Adding to the momentum of financial integration, European Union authorities are finally acting to halt political interference in cross-border banking deals. National regulators in some countries, especially France and Italy, have tried to fend off hostile takeovers by foreign banks. Now new rules, approved last month by EU finance ministers, could make such meddling harder to do. With that change on the horizon, some potential takeover targets are already looking for friendly tieups with other banks. "Why wait and be eaten by Citigroup (C)?" says Jean-Pierre Lambert, an analyst with investment bank Keefe, Bruyette & Woods (KBW).
Nowhere is the rise of European financial clout more evident than in London. While Britain has chosen to stay outside of the euro zone, London may well be the euro's biggest beneficiary. The British capital is home to packs of dealmakers who rove the Continent during the week. And the city's new financial district, Canary Wharf, has attracted the cream of global banks and is a hotbed of new financial products.
Lighter market regulation figures into London's attraction. But a favorable tax regime, geography, and a cosmopolitan atmosphere play even larger roles. The city has become the natural place for listings by companies from nearby emerging markets, as tycoons such as Russian mogul Roman Abramovich snap up London mansions. As startups from emerging markets have flocked to offer shares on the London Stock Exchange, its total listings have risen nearly 15% since 2004, while those on the New York Stock Exchange (NYX) have fallen by 0.6%, according to the World Federation of Exchanges, a trade group.

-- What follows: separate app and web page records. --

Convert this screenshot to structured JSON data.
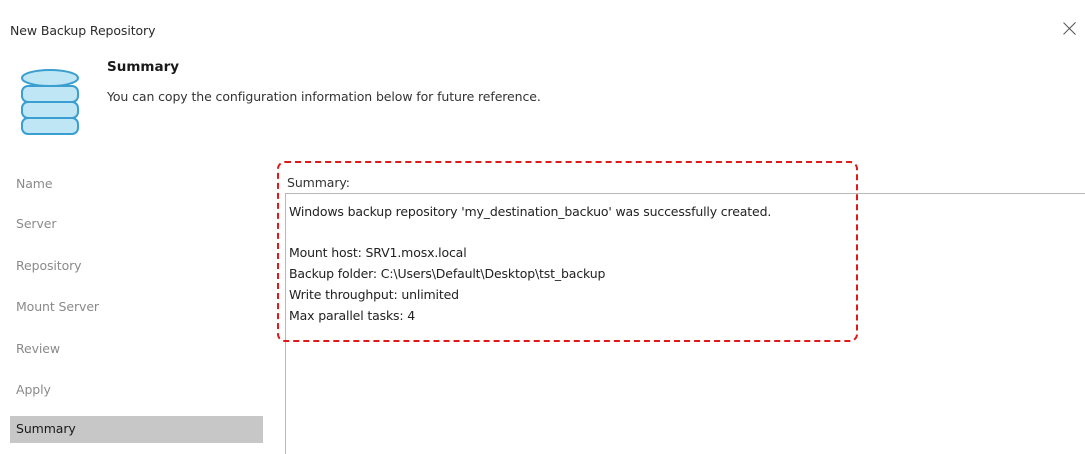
{
  "window": {
    "title": "New Backup Repository",
    "close_icon": "close-icon"
  },
  "header": {
    "icon": "database-icon",
    "title": "Summary",
    "description": "You can copy the configuration information below for future reference."
  },
  "nav": {
    "items": [
      {
        "label": "Name",
        "active": false
      },
      {
        "label": "Server",
        "active": false
      },
      {
        "label": "Repository",
        "active": false
      },
      {
        "label": "Mount Server",
        "active": false
      },
      {
        "label": "Review",
        "active": false
      },
      {
        "label": "Apply",
        "active": false
      },
      {
        "label": "Summary",
        "active": true
      }
    ]
  },
  "summary": {
    "label": "Summary:",
    "lines": [
      "Windows backup repository 'my_destination_backuo' was successfully created.",
      "Mount host: SRV1.mosx.local",
      "Backup folder: C:\\Users\\Default\\Desktop\\tst_backup",
      "Write throughput: unlimited",
      "Max parallel tasks: 4"
    ]
  },
  "colors": {
    "highlight": "#e01818",
    "nav_active_bg": "#c7c7c7",
    "icon_fill": "#bfe6f5",
    "icon_stroke": "#3a9fd0"
  }
}
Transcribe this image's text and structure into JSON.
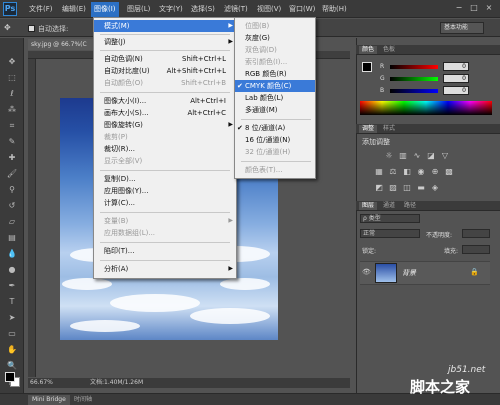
{
  "app": {
    "logo": "Ps"
  },
  "menubar": {
    "items": [
      "文件(F)",
      "编辑(E)",
      "图像(I)",
      "图层(L)",
      "文字(Y)",
      "选择(S)",
      "滤镜(T)",
      "视图(V)",
      "窗口(W)",
      "帮助(H)"
    ],
    "window_controls": [
      "−",
      "□",
      "×"
    ]
  },
  "options_bar": {
    "auto_select": "自动选择:",
    "essentials": "基本功能"
  },
  "document": {
    "tab": "sky.jpg @ 66.7%(C",
    "zoom": "66.67%",
    "doc_info": "文档:1.40M/1.26M"
  },
  "image_menu": {
    "items": [
      {
        "label": "模式(M)",
        "shortcut": "",
        "submenu": true,
        "disabled": false,
        "highlight": true
      },
      {
        "label": "调整(J)",
        "shortcut": "",
        "submenu": true,
        "disabled": false
      },
      {
        "label": "自动色调(N)",
        "shortcut": "Shift+Ctrl+L",
        "disabled": false
      },
      {
        "label": "自动对比度(U)",
        "shortcut": "Alt+Shift+Ctrl+L",
        "disabled": false
      },
      {
        "label": "自动颜色(O)",
        "shortcut": "Shift+Ctrl+B",
        "disabled": true
      },
      {
        "label": "图像大小(I)...",
        "shortcut": "Alt+Ctrl+I",
        "disabled": false
      },
      {
        "label": "画布大小(S)...",
        "shortcut": "Alt+Ctrl+C",
        "disabled": false
      },
      {
        "label": "图像旋转(G)",
        "shortcut": "",
        "submenu": true,
        "disabled": false
      },
      {
        "label": "裁剪(P)",
        "shortcut": "",
        "disabled": true
      },
      {
        "label": "裁切(R)...",
        "shortcut": "",
        "disabled": false
      },
      {
        "label": "显示全部(V)",
        "shortcut": "",
        "disabled": true
      },
      {
        "label": "复制(D)...",
        "shortcut": "",
        "disabled": false
      },
      {
        "label": "应用图像(Y)...",
        "shortcut": "",
        "disabled": false
      },
      {
        "label": "计算(C)...",
        "shortcut": "",
        "disabled": false
      },
      {
        "label": "变量(B)",
        "shortcut": "",
        "submenu": true,
        "disabled": true
      },
      {
        "label": "应用数据组(L)...",
        "shortcut": "",
        "disabled": true
      },
      {
        "label": "陷印(T)...",
        "shortcut": "",
        "disabled": false
      },
      {
        "label": "分析(A)",
        "shortcut": "",
        "submenu": true,
        "disabled": false
      }
    ]
  },
  "mode_menu": {
    "items": [
      {
        "label": "位图(B)",
        "disabled": true,
        "checked": false
      },
      {
        "label": "灰度(G)",
        "disabled": false,
        "checked": false
      },
      {
        "label": "双色调(D)",
        "disabled": true,
        "checked": false
      },
      {
        "label": "索引颜色(I)...",
        "disabled": true,
        "checked": false
      },
      {
        "label": "RGB 颜色(R)",
        "disabled": false,
        "checked": false
      },
      {
        "label": "CMYK 颜色(C)",
        "disabled": false,
        "checked": true,
        "highlight": true
      },
      {
        "label": "Lab 颜色(L)",
        "disabled": false,
        "checked": false
      },
      {
        "label": "多通道(M)",
        "disabled": false,
        "checked": false
      },
      {
        "label": "8 位/通道(A)",
        "disabled": false,
        "checked": true
      },
      {
        "label": "16 位/通道(N)",
        "disabled": false,
        "checked": false
      },
      {
        "label": "32 位/通道(H)",
        "disabled": true,
        "checked": false
      },
      {
        "label": "颜色表(T)...",
        "disabled": true,
        "checked": false
      }
    ]
  },
  "color_panel": {
    "tabs": [
      "颜色",
      "色板"
    ],
    "sliders": [
      {
        "label": "R",
        "value": "0"
      },
      {
        "label": "G",
        "value": "0"
      },
      {
        "label": "B",
        "value": "0"
      }
    ]
  },
  "adjust_panel": {
    "tabs": [
      "调整",
      "样式"
    ],
    "title": "添加调整"
  },
  "layers_panel": {
    "tabs": [
      "图层",
      "通道",
      "路径"
    ],
    "kind": "ρ 类型",
    "blend": "正常",
    "opacity_label": "不透明度:",
    "lock_label": "锁定:",
    "fill_label": "填充:",
    "layer_name": "背景"
  },
  "bottom_tabs": [
    "Mini Bridge",
    "时间轴"
  ],
  "watermark": {
    "line1": "jb51.net",
    "line2": "脚本之家"
  }
}
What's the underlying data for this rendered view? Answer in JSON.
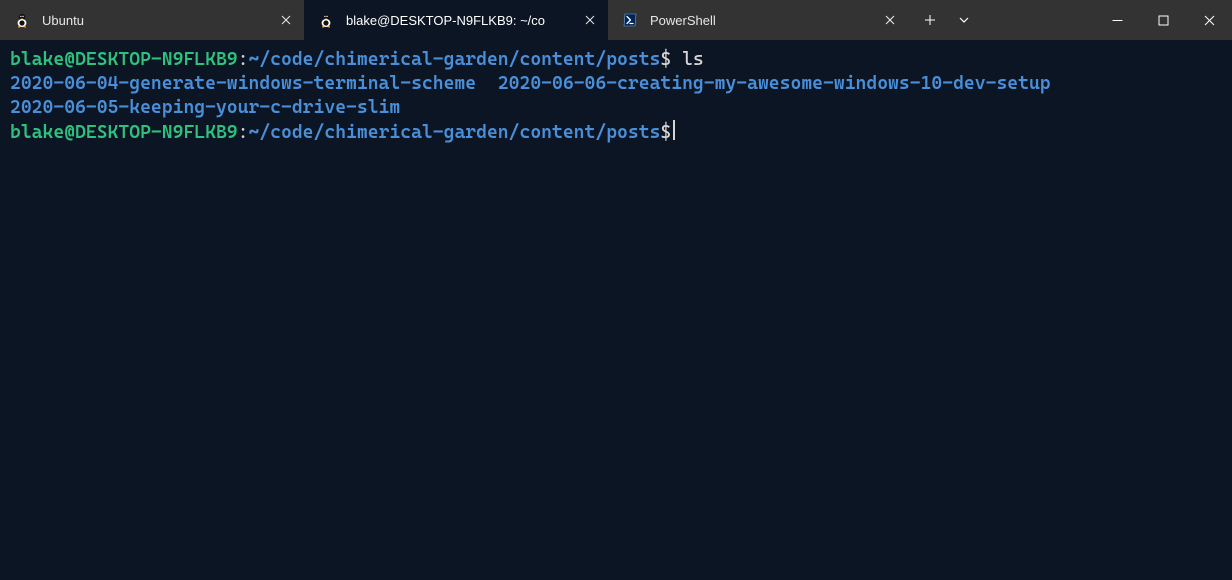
{
  "tabs": [
    {
      "label": "Ubuntu",
      "icon": "tux-icon",
      "active": false,
      "closeable": true
    },
    {
      "label": "blake@DESKTOP-N9FLKB9: ~/co",
      "icon": "tux-icon",
      "active": true,
      "closeable": true
    },
    {
      "label": "PowerShell",
      "icon": "powershell-icon",
      "active": false,
      "closeable": true
    }
  ],
  "terminal": {
    "prompt_user": "blake@DESKTOP-N9FLKB9",
    "prompt_colon": ":",
    "prompt_path": "~/code/chimerical-garden/content/posts",
    "prompt_symbol": "$",
    "command1": "ls",
    "ls_output_line1_a": "2020-06-04-generate-windows-terminal-scheme",
    "ls_output_line1_gap": "  ",
    "ls_output_line1_b": "2020-06-06-creating-my-awesome-windows-10-dev-setup",
    "ls_output_line2": "2020-06-05-keeping-your-c-drive-slim"
  },
  "colors": {
    "bg": "#0c1524",
    "tab_bg": "#333333",
    "user": "#2ec27e",
    "path": "#4a8fd9",
    "text": "#d6d6d6"
  }
}
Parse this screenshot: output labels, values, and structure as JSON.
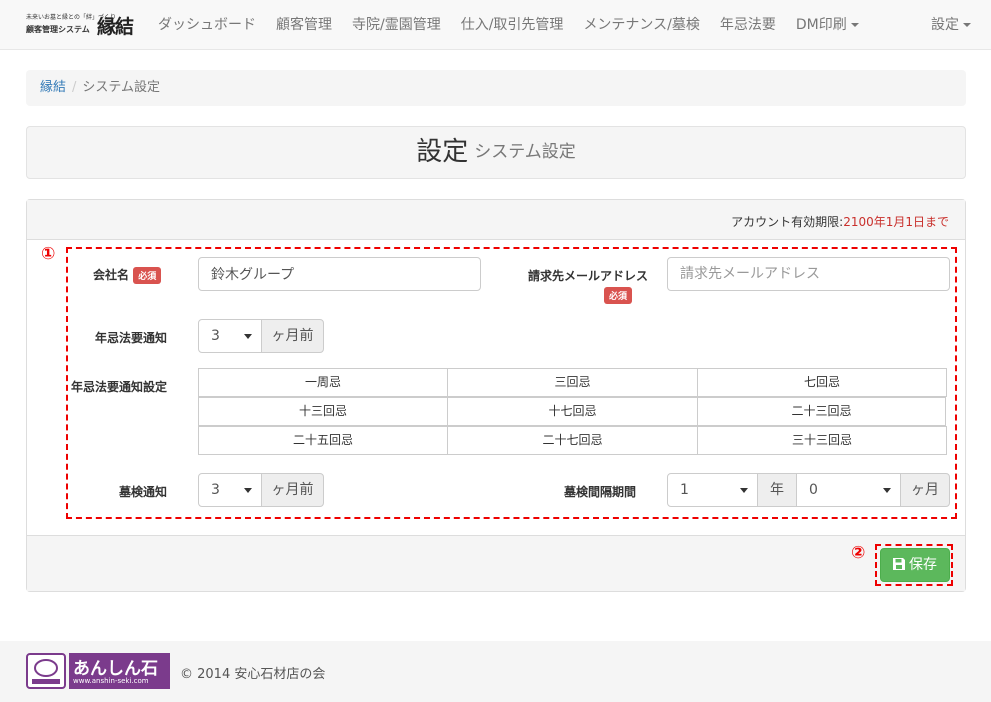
{
  "brand": {
    "tagline": "未来いお墓と縁との「絆」づくり",
    "subtitle": "顧客管理システム",
    "name": "縁結"
  },
  "nav": {
    "items": [
      {
        "label": "ダッシュボード"
      },
      {
        "label": "顧客管理"
      },
      {
        "label": "寺院/霊園管理"
      },
      {
        "label": "仕入/取引先管理"
      },
      {
        "label": "メンテナンス/墓検"
      },
      {
        "label": "年忌法要"
      },
      {
        "label": "DM印刷"
      }
    ],
    "settings": "設定"
  },
  "breadcrumb": {
    "home": "縁結",
    "separator": "/",
    "current": "システム設定"
  },
  "page": {
    "title": "設定",
    "subtitle": "システム設定"
  },
  "panel": {
    "account_label": "アカウント有効期限:",
    "account_value": "2100年1月1日まで"
  },
  "markers": {
    "one": "①",
    "two": "②"
  },
  "form": {
    "company_label": "会社名",
    "required": "必須",
    "company_value": "鈴木グループ",
    "email_label": "請求先メールアドレス",
    "email_placeholder": "請求先メールアドレス",
    "memorial_notice_label": "年忌法要通知",
    "memorial_notice_value": "3",
    "months_before": "ヶ月前",
    "memorial_setting_label": "年忌法要通知設定",
    "memorial_options": [
      "一周忌",
      "三回忌",
      "七回忌",
      "十三回忌",
      "十七回忌",
      "二十三回忌",
      "二十五回忌",
      "二十七回忌",
      "三十三回忌"
    ],
    "inspection_notice_label": "墓検通知",
    "inspection_notice_value": "3",
    "inspection_interval_label": "墓検間隔期間",
    "interval_years_value": "1",
    "year_unit": "年",
    "interval_months_value": "0",
    "month_unit": "ヶ月"
  },
  "save_button": "保存",
  "footer": {
    "logo_text": "あんしん石",
    "logo_url": "www.anshin-seki.com",
    "copyright": "© 2014 安心石材店の会"
  },
  "colors": {
    "required": "#d9534f",
    "save": "#5cb85c",
    "marker": "#ee0000",
    "logo": "#7b3b8c"
  }
}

The integration of Europe is part of a larger trend toward deeper financial ties across the globe. And that has U.S. financial institutions vying for a piece of the action in London. NASDAQ has acquired nearly 30% of the LSE, while the NYSE just bought Paris-based Euronext. "The European capital markets are more important than they were a decade ago because they are functioning more as a single market," says Alan McIntyre, who heads North American banking for Mercer Oliver Wyman, a financial services consultant.
Barclays is a classic example of the metamorphosis. A decade ago it was a troubled British commercial bank. But the century-old institution has been turned upside down by a hard-charging group of mostly American investment bankers. Barclays President Robert E. Diamond Jr., a native of Massachusetts and a veteran of Morgan Stanley (MS), has taken the lead. He has made Barclays a huge player in the fast-growing businesses of structured finance, credit derivatives, and commodities.
There's little doubt that, on the heels of Barclays' bid for ABN AMRO, other European banks will be hurrying to shore up their positions. CEOs of even Europe's biggest banks are realizing that their institutions are simply too small to play on the world stage. With the exception of HSBC (HBC), no European bank has the $200 billion or so market capitalization that's needed to compete. There is plenty of money to be made by signing up new clients everywhere from China to India to Brazil. But setting up offices and investing in the hugely expensive automated trading platforms needed to slash transaction costs requires piles of capital.
That has turned up the heat on other bankers to find partners. There are reports that France's Société Générale is talking with Italy's acquisitive UniCredito. Other potential targets include KBC bank in Belgium and banks with strong footholds in fast-growing Eastern and Central Europe, such as Austria's Erste Bank and Greece's EFG. "When you compare banking consolidation in Europe with the U.S., it's clear the U.S. banks are much further along," say Herbert Walter, CEO of Germany's Dresdner Bank. But with so much action shifting to Europe, that's soon likely to change.
With Mara Der Hovanesian in New York, Jack Ewing in Frankfurt, Carol Matlack in Paris, and Joseph Weber in Chicago